Companies across all industries work in supply chains, connecting various operations and branches to produce a final product. While supply chains allow different companies to perfect their trade and participate in a larger entity, many are riddled with various risks and inefficiencies that negatively impact the bottom line. A supply chain, by definition, is composed of several bodies all operating to a certain degree of independence while still functioning as a part of a whole.
Because various tasks occur in disparate locations, operations and communications can easily become disjointed. This leads to wasted time, energy and money on remedying avoidable issues or fixing glitches in the system. While a kink in the supply chain can be as minor as a shipping delay, others may result in serious consequences that may be hard for the company to recover from. To avoid certain risks that pose more serious threats, supply chain leaders and experts have launched strategy sessions to keep the industry abreast of the latest innovations and precautions to ward off common problems.
Leaders speak up
It was recently announced that the second installment of the Executive Supply Network Risk Forum will be held in February, attracting global supply chain strategists and experts from around the world. The goal of the event will be to brainstorm different ways companies can maintain successful supply chains while optimizing business operations and reducing risks. Most supply chains rely on business integration technology and risk management solutions to reduce vulnerability to certain problems while increasing managerial control over all operational variables.
According to John Campi, managing partner of a management company and supply chain thought leader, many supply chains are working to achieve cost savings while bypassing the complexity of the growing global economy. New standards and regulations are placing greater demands on businesses worldwide, calling for increased innovation and support to ensure compliance and operational integrity. Companies that ignore these complexities are vulnerable to a variety of risks, while enterprises that work with supply chain management experts have resources to mitigate these risks.

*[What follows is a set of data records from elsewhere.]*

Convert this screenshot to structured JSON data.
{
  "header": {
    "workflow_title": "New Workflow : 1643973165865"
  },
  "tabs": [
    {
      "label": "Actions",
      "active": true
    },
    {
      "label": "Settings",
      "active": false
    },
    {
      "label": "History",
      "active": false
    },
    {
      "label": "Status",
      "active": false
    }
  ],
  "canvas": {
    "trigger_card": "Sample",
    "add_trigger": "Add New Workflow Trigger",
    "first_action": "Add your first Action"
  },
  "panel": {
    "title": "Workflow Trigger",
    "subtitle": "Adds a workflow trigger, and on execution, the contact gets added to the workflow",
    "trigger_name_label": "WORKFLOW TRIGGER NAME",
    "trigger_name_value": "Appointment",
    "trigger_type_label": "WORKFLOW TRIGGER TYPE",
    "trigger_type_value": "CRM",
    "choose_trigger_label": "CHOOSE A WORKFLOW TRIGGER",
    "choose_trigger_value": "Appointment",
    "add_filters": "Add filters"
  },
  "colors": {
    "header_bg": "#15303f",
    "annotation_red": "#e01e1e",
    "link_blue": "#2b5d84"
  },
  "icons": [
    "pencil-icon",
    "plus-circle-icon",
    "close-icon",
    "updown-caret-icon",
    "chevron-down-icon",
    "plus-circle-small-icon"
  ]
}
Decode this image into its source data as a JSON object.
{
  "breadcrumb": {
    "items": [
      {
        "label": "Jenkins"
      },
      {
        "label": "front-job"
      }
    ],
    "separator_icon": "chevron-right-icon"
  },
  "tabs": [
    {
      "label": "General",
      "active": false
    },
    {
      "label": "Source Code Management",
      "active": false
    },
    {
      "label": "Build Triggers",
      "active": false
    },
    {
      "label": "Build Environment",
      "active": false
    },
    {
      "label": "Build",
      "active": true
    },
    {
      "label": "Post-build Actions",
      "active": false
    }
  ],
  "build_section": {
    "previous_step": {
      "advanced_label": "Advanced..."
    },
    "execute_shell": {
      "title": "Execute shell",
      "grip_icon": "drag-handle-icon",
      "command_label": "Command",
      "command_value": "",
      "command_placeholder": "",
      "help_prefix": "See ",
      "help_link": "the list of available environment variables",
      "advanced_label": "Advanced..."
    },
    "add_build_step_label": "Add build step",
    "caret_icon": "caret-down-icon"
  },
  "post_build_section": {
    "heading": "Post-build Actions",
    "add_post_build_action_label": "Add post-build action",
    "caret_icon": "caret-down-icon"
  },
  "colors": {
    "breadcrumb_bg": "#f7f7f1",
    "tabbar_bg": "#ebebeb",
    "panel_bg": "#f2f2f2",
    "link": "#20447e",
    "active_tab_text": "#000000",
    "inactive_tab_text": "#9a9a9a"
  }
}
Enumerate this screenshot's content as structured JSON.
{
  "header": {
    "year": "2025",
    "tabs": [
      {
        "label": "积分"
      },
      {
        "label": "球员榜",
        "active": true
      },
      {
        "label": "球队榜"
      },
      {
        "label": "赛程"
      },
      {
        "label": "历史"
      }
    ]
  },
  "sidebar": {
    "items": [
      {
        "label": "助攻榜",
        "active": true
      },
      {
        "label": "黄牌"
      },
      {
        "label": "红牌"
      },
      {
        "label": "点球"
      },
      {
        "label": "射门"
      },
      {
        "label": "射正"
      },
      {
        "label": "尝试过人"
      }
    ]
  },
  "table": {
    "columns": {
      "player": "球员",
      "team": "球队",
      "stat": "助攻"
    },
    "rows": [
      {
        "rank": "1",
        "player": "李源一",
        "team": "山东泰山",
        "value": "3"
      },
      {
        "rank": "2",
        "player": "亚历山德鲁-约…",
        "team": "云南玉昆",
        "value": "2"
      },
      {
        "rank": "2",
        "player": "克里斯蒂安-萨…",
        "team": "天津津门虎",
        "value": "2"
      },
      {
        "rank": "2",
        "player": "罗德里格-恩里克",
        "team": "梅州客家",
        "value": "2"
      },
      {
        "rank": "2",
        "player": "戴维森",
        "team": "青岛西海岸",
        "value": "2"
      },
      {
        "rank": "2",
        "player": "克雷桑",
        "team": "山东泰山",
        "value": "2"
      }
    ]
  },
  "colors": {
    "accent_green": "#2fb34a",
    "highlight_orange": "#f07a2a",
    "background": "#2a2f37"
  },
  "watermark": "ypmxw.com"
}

"These new, complex global networks, logistics infrastructure, and unaffiliated ownerships have created an expanding complex risk/value profile," Campi said. "This transformation demands a new approach to measuring risk inherent within the supply network architecture. We have seen this risk clearly demonstrated with Hurricane Sandy, and its impact on the global supply network."